Additionally, the site reported that 49 different drag programs are operating similar drag queen events within 34 various public city schools in the Big Apple with these funds. One New York State Assembly candidate, Helen Qiu, spoke of her outrage and finding out about this funding. Given that Qiu is also a mother to an 11-year-old, she expressed infuriation that young children are being exposed to such controversial content, which she also says is without parental consent. 

So where exactly do these hefty taxpayer funds come from? Some of that is being directed from New York State’s Council on the Arts, which sends $50,000 in state funds to the drag queen event story hour. The other $157,000 is said to come from a combination of the city’s department of education, cultural affairs, Youth and Community Development, and the Department of Transportation. 

As opposers are largely outraged with City Council members for allowing this money to be given to drag queen events, some are considering pulling their support or fighting to end funding to the organization. Republican City Council member Vickie Paladino signaled this, saying “Not no my watch,” when she was made aware of what this money was funding. But other members have shown support for the program, alleging it to be a harmless program drawing longstanding negative stigma away from the drag community. 

drag queen events

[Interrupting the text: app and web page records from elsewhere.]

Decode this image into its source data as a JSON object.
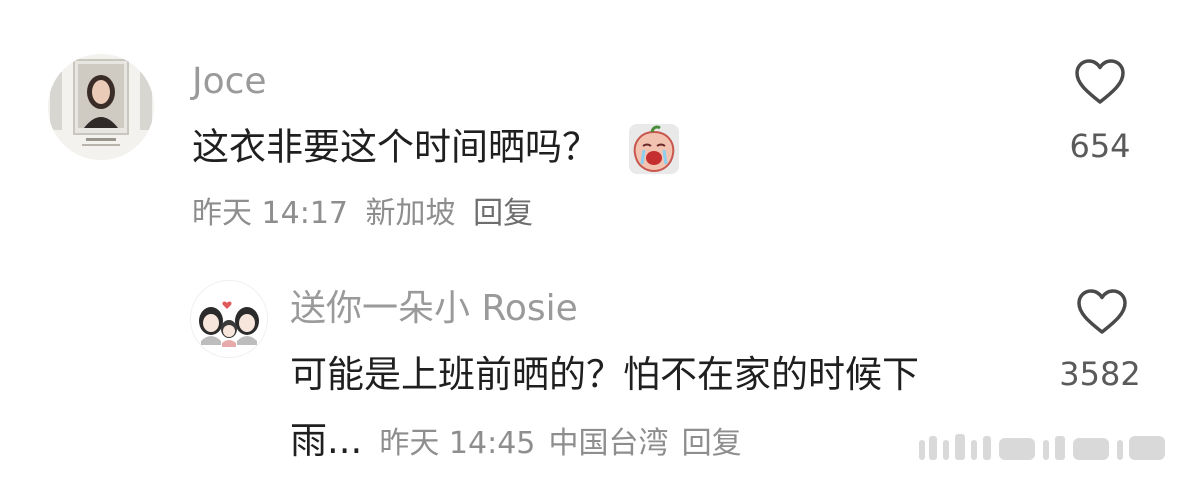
{
  "comments": [
    {
      "name": "Joce",
      "text": "这衣非要这个时间晒吗？",
      "time": "昨天 14:17",
      "location": "新加坡",
      "reply_label": "回复",
      "likes": "654",
      "icon_like": "heart-outline-icon",
      "emoji_name": "crying-peach-emoji"
    },
    {
      "name": "送你一朵小 Rosie",
      "text_line1": "可能是上班前晒的？怕不在家的时候下",
      "text_line2": "雨...",
      "time": "昨天 14:45",
      "location": "中国台湾",
      "reply_label": "回复",
      "likes": "3582",
      "icon_like": "heart-outline-icon"
    }
  ]
}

There are plenty of varying opinions about content and the nature of implementing drag queen events into public schools. To supporters, the pushback seems to be just another way for parents and politicians against LGBTQ+ rights to further their agenda to rid schools of anything they deem unfit. But for many parents, the bigger issue tends to be the apparent ploy to normalize being something different, which many feel will only confuse young minds. And as the Feds and states continue to bring the fight into politics, there is no end in sight, but Drag Queen Story Hour just might see its last day in operation for public schools next year, if some have their way.